How to complete this task – What is the number of lines in the data that include the string "Expenses"? Give it by itself.

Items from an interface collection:
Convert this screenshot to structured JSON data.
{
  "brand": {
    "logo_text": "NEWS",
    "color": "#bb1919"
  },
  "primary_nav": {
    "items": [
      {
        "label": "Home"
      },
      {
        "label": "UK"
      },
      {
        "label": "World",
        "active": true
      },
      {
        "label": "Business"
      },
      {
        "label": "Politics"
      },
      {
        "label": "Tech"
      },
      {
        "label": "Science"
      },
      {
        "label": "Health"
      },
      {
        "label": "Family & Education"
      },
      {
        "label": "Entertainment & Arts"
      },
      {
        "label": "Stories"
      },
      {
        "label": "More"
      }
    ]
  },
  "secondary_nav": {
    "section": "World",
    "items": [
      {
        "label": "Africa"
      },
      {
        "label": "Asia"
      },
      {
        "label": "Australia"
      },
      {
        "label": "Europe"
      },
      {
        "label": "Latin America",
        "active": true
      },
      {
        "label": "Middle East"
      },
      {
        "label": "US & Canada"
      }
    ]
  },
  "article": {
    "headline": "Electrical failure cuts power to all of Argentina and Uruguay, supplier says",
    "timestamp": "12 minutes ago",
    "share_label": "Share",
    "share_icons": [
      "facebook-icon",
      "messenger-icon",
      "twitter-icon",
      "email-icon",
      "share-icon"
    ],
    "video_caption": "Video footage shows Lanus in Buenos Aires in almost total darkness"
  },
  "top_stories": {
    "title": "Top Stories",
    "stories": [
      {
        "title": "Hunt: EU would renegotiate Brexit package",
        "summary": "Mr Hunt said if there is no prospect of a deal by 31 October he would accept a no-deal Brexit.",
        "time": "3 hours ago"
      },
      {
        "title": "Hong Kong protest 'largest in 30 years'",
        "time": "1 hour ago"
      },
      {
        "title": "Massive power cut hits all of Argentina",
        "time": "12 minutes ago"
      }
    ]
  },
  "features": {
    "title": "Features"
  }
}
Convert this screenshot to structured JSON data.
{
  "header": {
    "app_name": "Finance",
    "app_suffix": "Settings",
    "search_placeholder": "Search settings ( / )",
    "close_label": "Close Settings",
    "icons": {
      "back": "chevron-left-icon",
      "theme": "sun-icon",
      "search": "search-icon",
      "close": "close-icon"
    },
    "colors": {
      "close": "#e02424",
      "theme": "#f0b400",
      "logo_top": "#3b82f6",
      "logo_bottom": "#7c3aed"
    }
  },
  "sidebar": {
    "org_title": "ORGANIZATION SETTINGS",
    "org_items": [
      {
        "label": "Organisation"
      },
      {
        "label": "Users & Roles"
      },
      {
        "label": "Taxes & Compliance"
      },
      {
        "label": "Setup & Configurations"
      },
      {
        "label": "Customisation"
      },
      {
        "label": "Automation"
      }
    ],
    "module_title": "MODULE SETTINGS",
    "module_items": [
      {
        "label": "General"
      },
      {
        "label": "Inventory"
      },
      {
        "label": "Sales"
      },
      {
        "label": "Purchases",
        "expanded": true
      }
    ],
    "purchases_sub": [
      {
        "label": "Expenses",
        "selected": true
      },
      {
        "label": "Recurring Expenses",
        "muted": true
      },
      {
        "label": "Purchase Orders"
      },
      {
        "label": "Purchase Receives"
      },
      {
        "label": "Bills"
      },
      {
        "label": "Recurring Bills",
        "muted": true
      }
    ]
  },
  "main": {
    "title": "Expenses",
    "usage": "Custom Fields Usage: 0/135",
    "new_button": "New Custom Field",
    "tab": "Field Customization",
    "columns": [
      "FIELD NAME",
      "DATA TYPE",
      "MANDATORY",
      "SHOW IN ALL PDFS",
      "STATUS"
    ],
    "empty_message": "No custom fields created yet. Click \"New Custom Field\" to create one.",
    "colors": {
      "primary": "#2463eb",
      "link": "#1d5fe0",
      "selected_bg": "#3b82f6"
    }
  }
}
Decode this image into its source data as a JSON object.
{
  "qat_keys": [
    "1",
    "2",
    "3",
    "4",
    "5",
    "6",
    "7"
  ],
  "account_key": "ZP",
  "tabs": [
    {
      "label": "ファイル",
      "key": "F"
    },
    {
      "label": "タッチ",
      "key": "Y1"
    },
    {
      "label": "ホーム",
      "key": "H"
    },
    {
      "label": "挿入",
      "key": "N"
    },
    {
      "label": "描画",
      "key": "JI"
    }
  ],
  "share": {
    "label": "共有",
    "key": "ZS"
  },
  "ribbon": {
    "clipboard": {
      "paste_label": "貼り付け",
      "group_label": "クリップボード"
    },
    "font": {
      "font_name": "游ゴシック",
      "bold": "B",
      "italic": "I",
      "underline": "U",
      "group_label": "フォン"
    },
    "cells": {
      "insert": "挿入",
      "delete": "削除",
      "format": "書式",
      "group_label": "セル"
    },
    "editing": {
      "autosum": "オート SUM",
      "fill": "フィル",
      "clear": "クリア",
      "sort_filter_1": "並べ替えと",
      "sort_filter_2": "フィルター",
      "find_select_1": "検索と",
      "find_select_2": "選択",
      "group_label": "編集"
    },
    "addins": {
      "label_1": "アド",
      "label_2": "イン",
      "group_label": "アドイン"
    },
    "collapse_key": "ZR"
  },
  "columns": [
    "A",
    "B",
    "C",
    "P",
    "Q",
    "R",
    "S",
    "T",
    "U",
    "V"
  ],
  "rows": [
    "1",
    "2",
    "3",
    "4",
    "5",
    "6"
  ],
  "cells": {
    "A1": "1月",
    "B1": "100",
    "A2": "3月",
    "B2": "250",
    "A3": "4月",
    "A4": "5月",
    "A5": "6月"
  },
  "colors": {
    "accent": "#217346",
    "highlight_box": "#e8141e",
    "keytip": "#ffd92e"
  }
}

Result – 3